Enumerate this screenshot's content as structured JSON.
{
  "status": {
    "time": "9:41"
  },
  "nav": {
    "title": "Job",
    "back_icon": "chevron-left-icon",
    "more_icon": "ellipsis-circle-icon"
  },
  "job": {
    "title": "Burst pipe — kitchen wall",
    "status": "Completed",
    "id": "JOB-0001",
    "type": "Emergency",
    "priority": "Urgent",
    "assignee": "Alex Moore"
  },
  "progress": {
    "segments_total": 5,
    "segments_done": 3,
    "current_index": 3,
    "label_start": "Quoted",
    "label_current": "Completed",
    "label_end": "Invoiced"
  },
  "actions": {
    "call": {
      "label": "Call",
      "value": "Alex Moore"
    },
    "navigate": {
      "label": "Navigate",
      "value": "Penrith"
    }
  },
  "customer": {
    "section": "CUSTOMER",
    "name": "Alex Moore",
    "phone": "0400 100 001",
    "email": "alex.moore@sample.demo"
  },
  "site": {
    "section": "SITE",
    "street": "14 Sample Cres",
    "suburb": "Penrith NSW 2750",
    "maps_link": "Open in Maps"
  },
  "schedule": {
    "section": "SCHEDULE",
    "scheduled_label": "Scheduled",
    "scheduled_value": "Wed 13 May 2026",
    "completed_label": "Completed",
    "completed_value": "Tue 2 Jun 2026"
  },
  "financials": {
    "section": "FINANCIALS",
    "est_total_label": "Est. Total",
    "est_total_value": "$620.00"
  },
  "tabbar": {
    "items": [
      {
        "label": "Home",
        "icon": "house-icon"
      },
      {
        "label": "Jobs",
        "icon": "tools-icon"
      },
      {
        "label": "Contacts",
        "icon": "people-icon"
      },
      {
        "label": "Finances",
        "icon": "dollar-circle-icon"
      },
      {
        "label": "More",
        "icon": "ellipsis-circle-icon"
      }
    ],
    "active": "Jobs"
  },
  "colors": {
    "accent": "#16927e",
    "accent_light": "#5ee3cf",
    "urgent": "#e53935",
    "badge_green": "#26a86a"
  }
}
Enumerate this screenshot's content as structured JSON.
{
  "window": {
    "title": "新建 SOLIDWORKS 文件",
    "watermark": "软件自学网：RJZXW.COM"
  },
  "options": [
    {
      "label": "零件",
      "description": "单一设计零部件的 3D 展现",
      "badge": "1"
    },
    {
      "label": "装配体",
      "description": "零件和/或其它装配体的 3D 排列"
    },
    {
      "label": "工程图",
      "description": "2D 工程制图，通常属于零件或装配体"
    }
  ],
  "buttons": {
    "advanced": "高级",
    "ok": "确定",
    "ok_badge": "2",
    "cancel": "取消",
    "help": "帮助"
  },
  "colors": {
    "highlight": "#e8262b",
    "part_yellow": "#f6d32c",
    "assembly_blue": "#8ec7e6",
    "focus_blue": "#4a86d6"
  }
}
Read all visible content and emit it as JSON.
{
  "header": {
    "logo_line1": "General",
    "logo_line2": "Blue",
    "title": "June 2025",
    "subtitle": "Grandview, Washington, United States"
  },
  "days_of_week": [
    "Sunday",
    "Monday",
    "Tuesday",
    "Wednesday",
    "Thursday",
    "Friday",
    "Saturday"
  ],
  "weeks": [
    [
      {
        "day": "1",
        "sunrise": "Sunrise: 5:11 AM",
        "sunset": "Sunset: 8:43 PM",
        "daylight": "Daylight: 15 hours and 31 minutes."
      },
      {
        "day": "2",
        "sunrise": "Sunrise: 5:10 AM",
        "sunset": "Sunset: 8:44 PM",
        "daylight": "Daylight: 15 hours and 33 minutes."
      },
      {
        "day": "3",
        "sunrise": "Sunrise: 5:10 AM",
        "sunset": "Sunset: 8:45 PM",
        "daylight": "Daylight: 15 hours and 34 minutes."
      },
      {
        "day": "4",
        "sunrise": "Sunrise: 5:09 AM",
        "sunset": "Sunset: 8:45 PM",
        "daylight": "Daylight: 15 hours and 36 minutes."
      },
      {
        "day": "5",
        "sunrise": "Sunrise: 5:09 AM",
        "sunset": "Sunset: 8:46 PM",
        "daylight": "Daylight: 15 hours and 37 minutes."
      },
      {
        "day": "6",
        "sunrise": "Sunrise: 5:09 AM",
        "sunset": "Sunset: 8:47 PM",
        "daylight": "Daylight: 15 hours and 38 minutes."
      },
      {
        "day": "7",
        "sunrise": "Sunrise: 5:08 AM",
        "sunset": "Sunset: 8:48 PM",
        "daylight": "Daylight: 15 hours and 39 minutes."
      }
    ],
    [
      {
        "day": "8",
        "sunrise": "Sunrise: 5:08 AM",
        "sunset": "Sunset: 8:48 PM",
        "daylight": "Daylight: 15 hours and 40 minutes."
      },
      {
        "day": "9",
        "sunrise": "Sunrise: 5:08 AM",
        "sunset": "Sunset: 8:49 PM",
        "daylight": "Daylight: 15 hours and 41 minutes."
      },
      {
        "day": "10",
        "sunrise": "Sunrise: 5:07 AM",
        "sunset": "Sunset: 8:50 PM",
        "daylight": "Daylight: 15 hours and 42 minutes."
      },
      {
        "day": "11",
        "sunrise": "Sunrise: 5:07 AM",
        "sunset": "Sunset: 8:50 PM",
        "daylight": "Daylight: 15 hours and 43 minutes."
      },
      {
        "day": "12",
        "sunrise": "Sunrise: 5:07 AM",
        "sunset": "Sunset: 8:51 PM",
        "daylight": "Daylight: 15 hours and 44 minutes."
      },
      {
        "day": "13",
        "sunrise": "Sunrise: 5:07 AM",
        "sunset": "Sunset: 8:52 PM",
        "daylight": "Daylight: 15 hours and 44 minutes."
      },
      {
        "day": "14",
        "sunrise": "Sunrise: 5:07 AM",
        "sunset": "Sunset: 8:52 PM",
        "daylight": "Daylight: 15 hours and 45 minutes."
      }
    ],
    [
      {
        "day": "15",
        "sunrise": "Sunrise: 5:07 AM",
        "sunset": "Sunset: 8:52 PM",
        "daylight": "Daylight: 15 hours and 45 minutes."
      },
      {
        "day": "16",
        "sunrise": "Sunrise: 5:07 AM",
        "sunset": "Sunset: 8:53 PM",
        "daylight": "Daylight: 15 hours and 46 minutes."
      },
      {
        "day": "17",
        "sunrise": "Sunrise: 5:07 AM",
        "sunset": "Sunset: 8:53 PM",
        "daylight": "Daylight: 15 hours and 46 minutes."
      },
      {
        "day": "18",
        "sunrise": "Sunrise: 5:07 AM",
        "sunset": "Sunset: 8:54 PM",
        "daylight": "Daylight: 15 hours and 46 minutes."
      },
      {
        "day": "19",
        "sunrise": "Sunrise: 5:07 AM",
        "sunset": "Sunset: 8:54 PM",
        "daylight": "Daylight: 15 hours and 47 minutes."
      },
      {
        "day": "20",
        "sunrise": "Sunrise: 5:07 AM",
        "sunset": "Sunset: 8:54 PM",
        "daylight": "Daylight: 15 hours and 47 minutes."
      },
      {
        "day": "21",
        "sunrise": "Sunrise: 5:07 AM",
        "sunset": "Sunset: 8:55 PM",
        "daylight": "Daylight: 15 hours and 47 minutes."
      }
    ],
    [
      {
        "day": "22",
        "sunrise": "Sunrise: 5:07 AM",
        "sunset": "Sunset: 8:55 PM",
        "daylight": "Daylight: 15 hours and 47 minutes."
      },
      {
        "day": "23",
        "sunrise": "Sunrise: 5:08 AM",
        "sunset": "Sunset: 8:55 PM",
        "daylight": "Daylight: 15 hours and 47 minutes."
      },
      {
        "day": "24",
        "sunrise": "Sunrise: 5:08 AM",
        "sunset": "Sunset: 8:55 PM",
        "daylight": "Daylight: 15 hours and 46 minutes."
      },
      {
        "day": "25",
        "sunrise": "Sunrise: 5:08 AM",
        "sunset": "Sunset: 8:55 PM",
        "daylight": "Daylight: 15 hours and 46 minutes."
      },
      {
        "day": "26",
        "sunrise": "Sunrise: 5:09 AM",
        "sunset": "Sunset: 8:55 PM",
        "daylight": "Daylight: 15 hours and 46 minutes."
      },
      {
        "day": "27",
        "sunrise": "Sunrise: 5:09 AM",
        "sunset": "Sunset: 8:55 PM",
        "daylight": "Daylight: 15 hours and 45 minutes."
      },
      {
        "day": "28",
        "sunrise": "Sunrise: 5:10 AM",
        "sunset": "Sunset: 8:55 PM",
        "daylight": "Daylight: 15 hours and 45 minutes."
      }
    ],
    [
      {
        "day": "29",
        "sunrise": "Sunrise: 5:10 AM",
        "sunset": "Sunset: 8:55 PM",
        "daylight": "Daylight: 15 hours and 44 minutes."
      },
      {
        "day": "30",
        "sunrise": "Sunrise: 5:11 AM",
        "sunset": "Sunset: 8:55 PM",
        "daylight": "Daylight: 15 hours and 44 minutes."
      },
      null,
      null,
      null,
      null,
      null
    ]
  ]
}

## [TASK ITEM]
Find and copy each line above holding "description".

## [YOUR SOLUTION]
      "description": "单一设计零部件的 3D 展现",
      "description": "零件和/或其它装配体的 3D 排列"
      "description": "2D 工程制图，通常属于零件或装配体"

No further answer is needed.